Yarn:  Merino wool/silk/cashmere blend yarn from Lambspun.  I recycled the yarn from a cardigan I knitted for Mom about 10 years ago.  Green was her favorite color, and though she loved the cardigan, she didn’t wear it much because she thought it too nice for everyday wear.  I found it neatly stored away in her closet, brought it home, took it apart, and waited for inspiration to strike.

Modifications:  I made it pretty much according to pattern but with usual adjustments for length of sleeves.  The sweater grew with blocking, but I don’t mind the extra room.

Thoughts:  I like Michele Wang’s patterns; she does interesting designs that are aesthetically pleasing and fun to knit.  Having said that, today’s knitters seem to expect over-written patterns, and this one is no exception.  I continue to be surprised by 16 pages of instruction:  does anyone really need 4 paragraphs on how to wash and block knitting?

On to specifics:  I also continue to be surprised by many knitters’ enthusiasm for the tubular cast on, particularly the perception that the tubular cast on gives a sweater a more “professional” finish.  I have not seen too many hand-knit sweaters where the tubular cast on looked truly polished, and the model for this pattern is NOT one of them.  The cast on looks very bulbous to me and does not flow into the ribbing.  Obviously, the cast on is a design choice, and I prefer the traditional long-tail cast on for an edge that is flexible, clean, and does not draw attention to itself.

The designer also spent too much bandwidth on the selvedge:  I personally do not find the “wrapped chain stitch selvedge” particularly neat or structured.  In my experience, careful sewing together of edges can correct pretty much any minor imperfections in the knitted flat pieces.  This is another area, as with the cast on, that knitters should be able to figure out on their own.

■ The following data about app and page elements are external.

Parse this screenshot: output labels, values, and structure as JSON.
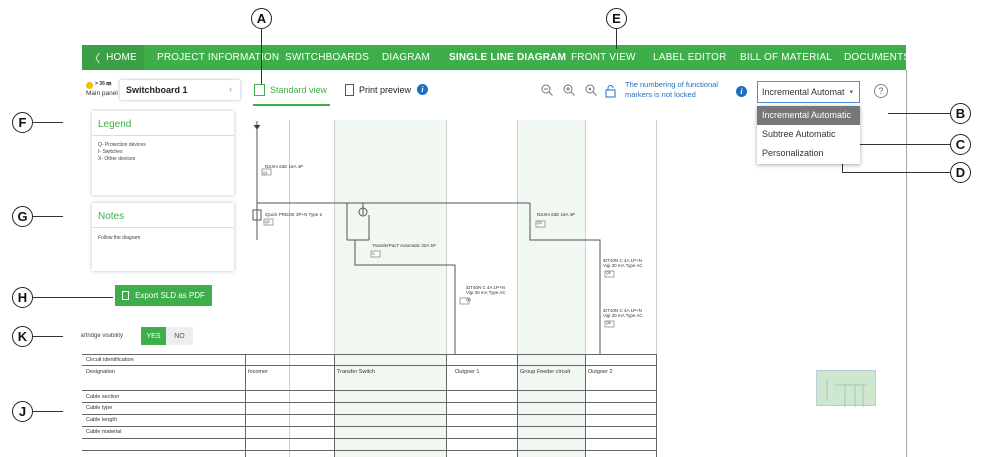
{
  "nav": {
    "home": "HOME",
    "items": [
      "PROJECT INFORMATION",
      "SWITCHBOARDS",
      "DIAGRAM",
      "SINGLE LINE DIAGRAM",
      "FRONT VIEW",
      "LABEL EDITOR",
      "BILL OF MATERIAL",
      "DOCUMENTS"
    ],
    "active": "SINGLE LINE DIAGRAM"
  },
  "callouts": [
    "A",
    "B",
    "C",
    "D",
    "E",
    "F",
    "G",
    "H",
    "J",
    "K"
  ],
  "board": {
    "size": "> 36 ㎜",
    "panel": "Main panel",
    "name": "Switchboard 1"
  },
  "toolbar": {
    "standard_view": "Standard view",
    "print_preview": "Print preview",
    "numbering_note_1": "The numbering of functional",
    "numbering_note_2": "markers is not locked",
    "select_value": "Incremental Automat",
    "dropdown_options": [
      "Incremental Automatic",
      "Subtree Automatic",
      "Personalization"
    ],
    "help": "?"
  },
  "legend": {
    "title": "Legend",
    "lines": [
      "Q- Protection devices",
      "I- Switches",
      "X- Other devices"
    ]
  },
  "notes": {
    "title": "Notes",
    "text": "Follow the diagram"
  },
  "export_button": "Export SLD as PDF",
  "cartridge": {
    "label": "Cartridge visibility",
    "yes": "YES",
    "no": "NO"
  },
  "diagram": {
    "labels": {
      "nsx_main": "NSXm 63E 16A 4P",
      "q1": "Q1",
      "iquick": "iQuick PRD20r 3P+N Type 2",
      "q2": "Q2",
      "transfer": "TransferPacT Automatic 32A 4P",
      "i1": "I1",
      "nsx_group": "NSXm 63E 16A 4P",
      "q4": "Q4",
      "idt_a": "iDT40N C 4A 1P+N",
      "idt_a2": "Vigi 30 mA Type AC",
      "q3": "Q3",
      "idt_b": "iDT40N C 4A 1P+N",
      "idt_b2": "Vigi 30 mA Type AC",
      "q5": "Q5",
      "idt_c": "iDT40N C 4A 1P+N",
      "idt_c2": "Vigi 30 mA Type AC",
      "q6": "Q6"
    }
  },
  "table": {
    "rows": [
      "Circuit identification",
      "Designation",
      "Cable section",
      "Cable type",
      "Cable length",
      "Cable material"
    ],
    "columns": [
      "Incomer",
      "Transfer Switch",
      "Outgoer 1",
      "Group Feeder circuit",
      "Outgoer 2"
    ]
  }
}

Finally, I must comment on the Elizabeth Zimmerman “sewn bind off” recommended by Michele Wang.  Clearly I did not use this method:  it is fiddly, and for this particular neckline, unwarranted.  The usual bind off gives a neat and flexible finish that disappears into the gentle roll of the reverse stockinette neckband.

I am not against designers having their personal preferences, but there are many knitters tackling these patterns who are not experienced, and who may think that because a designer says to do this or that, that these methods are in fact the best.  The best, of course, is whatever works and produces the result desired.

Knitting in the Winter: Freija and Beatnik

Freija

Pattern: Freija, by Mari Muinonen, from Twist Collective, Winter 2010.

Yarn: Yarn recycled from Kaari: Shepherd Classic 100% Wool, in “dried rose.”

Modifications: Because of gauge difference, I knitted the length for the smallest size and also did not knit 8 rows of the cable chart, and adjusted the buttonholes accordingly.  Other than that, the jacket was knit pretty much as written, leaving off the bobbles..  I knew I would never wear the jacket as jacket — I can’t imagine unbuttoning so many buttons — so the front is sewn shut.

Thoughts: I think the cable design is stunning; I can imagine this pattern modified into a sweater dress/coat dress.

Beatnik

Pattern: Beatnik, by Norah Gaughan, from Knitty, Deep Fall 2010.

Yarn: Burgundy Silk (merino and silk) from Lambspun of Colorado.  I won this yarn in a drawing from the store years ago; it has been two other sweaters, and has worn well.

Modifications: Because the yarn is DK weight, I used the numbers for size M, and ended up with a finished chest measurement of 34 inches.  I followed the pattern pretty faithfully, except for picking up more stitches around the neck — I didn’t think the numbers given would result in a boat neck.  It still doesn’t, but it looks good anyway.

Thoughts: It’s a Norah Gaughan design — enough said 🙂